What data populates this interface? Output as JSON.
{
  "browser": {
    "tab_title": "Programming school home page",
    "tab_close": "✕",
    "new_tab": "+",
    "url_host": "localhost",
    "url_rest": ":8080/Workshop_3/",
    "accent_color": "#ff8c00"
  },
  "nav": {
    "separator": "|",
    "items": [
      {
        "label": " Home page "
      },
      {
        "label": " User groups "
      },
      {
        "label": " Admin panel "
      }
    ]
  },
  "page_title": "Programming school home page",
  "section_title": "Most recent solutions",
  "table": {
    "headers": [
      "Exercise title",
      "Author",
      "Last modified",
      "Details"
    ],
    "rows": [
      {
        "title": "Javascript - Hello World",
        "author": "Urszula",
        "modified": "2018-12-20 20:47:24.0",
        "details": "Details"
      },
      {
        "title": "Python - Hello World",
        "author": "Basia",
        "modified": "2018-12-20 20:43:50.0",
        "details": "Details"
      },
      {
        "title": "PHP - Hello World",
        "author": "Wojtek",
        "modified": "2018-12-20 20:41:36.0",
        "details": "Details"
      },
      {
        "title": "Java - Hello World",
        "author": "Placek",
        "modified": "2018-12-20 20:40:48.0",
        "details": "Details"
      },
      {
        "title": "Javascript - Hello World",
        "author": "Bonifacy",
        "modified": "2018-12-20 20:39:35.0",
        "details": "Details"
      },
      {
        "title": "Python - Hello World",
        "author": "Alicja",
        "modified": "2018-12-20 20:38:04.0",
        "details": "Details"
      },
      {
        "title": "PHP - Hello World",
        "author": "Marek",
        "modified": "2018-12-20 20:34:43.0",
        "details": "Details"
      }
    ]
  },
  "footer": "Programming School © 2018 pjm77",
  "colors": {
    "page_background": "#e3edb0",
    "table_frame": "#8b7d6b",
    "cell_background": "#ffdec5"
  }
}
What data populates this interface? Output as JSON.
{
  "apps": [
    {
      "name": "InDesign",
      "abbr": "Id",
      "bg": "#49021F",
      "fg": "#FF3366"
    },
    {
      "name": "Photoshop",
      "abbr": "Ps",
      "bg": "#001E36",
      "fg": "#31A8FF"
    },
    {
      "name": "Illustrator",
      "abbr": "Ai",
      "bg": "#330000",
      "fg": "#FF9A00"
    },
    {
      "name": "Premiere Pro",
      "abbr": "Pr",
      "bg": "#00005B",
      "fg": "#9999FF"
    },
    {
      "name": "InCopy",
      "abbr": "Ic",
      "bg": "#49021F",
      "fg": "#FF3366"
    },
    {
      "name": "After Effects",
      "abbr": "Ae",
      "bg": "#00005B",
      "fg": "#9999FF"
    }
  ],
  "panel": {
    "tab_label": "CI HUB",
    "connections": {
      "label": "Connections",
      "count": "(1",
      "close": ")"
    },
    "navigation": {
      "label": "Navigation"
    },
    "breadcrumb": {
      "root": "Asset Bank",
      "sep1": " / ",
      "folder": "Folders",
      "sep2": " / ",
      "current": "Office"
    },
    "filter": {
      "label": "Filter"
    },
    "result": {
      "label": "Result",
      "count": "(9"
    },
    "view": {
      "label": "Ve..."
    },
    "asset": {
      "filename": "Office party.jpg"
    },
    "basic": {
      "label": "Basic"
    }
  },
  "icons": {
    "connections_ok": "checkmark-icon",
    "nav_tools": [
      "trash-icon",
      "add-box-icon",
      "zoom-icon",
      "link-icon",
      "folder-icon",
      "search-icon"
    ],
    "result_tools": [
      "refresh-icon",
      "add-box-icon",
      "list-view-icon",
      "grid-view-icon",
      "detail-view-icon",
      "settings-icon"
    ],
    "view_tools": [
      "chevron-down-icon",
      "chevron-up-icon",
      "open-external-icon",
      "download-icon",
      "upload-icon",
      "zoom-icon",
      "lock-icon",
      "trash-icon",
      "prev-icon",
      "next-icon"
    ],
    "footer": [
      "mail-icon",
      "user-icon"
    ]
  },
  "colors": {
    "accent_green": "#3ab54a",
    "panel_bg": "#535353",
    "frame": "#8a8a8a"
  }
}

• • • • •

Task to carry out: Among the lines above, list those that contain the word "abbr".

Problem solution:
      "abbr": "Id",
      "abbr": "Ps",
      "abbr": "Ai",
      "abbr": "Pr",
      "abbr": "Ic",
      "abbr": "Ae",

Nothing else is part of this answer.